Entries from a dataset of interfaces

_____

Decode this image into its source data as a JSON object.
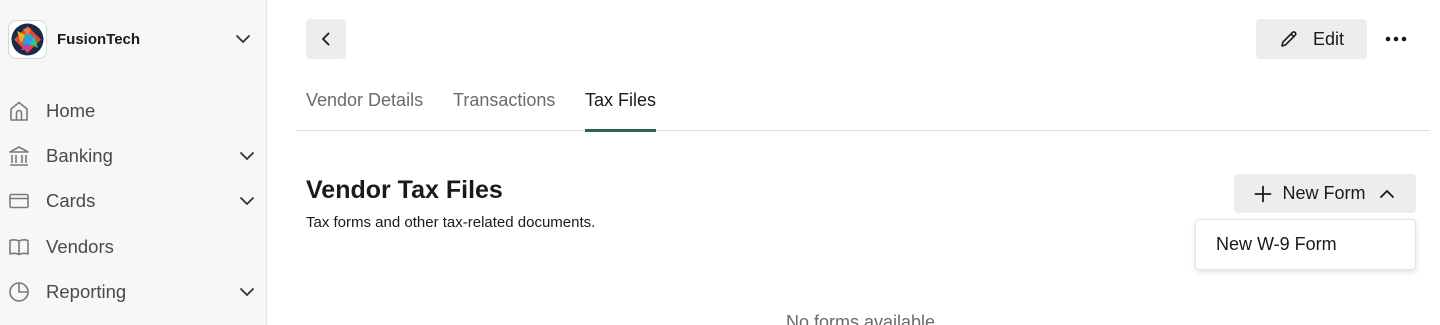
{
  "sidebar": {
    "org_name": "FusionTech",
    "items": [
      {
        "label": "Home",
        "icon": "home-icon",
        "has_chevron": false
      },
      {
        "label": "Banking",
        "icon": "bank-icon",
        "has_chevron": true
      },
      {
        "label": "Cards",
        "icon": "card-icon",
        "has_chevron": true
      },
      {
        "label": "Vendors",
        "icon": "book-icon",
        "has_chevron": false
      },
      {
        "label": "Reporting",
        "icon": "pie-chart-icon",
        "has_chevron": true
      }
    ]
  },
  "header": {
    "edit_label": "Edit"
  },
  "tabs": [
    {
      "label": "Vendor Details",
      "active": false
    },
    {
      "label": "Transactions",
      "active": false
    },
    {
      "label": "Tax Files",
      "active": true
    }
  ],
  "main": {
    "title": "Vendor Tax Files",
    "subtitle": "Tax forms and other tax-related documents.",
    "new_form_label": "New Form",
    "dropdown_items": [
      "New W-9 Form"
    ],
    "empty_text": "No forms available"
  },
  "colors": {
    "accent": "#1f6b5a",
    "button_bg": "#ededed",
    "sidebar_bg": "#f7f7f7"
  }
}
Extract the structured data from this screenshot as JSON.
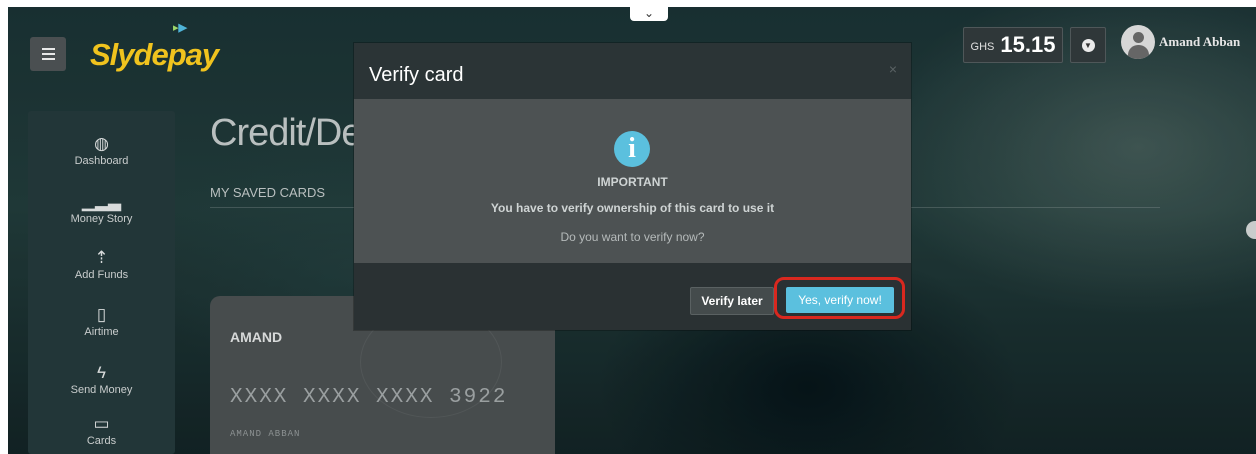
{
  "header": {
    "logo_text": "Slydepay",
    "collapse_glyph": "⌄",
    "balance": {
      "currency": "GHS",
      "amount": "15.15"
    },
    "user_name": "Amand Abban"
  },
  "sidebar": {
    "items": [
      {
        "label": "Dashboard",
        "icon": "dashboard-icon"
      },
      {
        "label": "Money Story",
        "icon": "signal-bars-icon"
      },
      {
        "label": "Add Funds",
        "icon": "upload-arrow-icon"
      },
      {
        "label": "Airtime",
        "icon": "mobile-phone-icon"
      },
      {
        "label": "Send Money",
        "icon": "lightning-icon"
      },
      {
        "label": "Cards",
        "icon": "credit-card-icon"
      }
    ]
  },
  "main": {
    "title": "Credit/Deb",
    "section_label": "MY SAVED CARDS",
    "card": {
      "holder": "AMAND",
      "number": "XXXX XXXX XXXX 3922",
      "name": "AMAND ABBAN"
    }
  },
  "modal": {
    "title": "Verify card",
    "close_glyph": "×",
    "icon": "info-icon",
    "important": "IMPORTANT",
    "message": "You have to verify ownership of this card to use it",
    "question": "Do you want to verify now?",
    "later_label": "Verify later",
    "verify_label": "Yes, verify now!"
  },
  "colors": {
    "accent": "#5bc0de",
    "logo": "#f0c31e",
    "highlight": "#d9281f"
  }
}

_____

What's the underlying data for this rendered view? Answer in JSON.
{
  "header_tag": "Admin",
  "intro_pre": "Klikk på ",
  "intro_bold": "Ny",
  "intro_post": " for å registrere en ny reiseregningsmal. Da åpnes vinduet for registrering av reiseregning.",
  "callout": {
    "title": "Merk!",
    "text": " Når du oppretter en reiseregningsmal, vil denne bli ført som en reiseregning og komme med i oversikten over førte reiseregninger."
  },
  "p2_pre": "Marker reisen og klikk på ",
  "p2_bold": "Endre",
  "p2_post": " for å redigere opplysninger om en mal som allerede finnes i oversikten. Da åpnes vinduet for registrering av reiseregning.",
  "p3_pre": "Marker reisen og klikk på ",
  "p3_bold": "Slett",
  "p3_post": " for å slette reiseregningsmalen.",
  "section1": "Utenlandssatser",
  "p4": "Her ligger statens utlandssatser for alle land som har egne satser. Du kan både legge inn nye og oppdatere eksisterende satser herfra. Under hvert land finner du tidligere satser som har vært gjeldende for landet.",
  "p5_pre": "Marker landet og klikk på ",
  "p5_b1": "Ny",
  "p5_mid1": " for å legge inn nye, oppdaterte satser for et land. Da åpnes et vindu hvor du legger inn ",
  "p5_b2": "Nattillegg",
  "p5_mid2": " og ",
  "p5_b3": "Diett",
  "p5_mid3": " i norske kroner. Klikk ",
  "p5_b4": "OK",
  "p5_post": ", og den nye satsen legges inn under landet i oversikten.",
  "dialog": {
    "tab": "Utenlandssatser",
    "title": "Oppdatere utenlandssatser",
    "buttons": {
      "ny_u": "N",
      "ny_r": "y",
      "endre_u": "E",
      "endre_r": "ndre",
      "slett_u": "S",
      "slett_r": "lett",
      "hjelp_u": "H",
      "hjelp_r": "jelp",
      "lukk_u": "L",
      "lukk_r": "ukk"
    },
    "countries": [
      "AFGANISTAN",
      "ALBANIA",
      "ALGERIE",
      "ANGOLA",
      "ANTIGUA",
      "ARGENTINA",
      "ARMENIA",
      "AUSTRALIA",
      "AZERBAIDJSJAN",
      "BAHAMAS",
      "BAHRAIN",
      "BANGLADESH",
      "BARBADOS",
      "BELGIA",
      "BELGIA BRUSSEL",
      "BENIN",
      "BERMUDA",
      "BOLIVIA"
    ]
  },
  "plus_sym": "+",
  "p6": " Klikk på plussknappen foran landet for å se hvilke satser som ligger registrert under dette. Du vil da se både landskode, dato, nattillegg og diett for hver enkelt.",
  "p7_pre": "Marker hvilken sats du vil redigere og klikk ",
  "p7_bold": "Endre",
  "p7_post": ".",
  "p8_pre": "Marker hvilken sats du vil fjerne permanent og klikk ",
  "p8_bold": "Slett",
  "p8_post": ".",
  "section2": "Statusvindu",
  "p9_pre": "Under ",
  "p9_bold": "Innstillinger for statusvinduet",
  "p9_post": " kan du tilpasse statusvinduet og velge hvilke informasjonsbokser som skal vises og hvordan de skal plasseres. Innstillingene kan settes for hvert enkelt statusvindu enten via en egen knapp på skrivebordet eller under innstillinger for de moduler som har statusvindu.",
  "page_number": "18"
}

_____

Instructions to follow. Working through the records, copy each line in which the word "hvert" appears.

Written answer.
  "p4": "Her ligger statens utlandssatser for alle land som har egne satser. Du kan både legge inn nye og oppdatere eksisterende satser herfra. Under hvert land finner du tidligere satser som har vært gjeldende for landet.",
  "p9_post": " kan du tilpasse statusvinduet og velge hvilke informasjonsbokser som skal vises og hvordan de skal plasseres. Innstillingene kan settes for hvert enkelt statusvindu enten via en egen knapp på skrivebordet eller under innstillinger for de moduler som har statusvindu.",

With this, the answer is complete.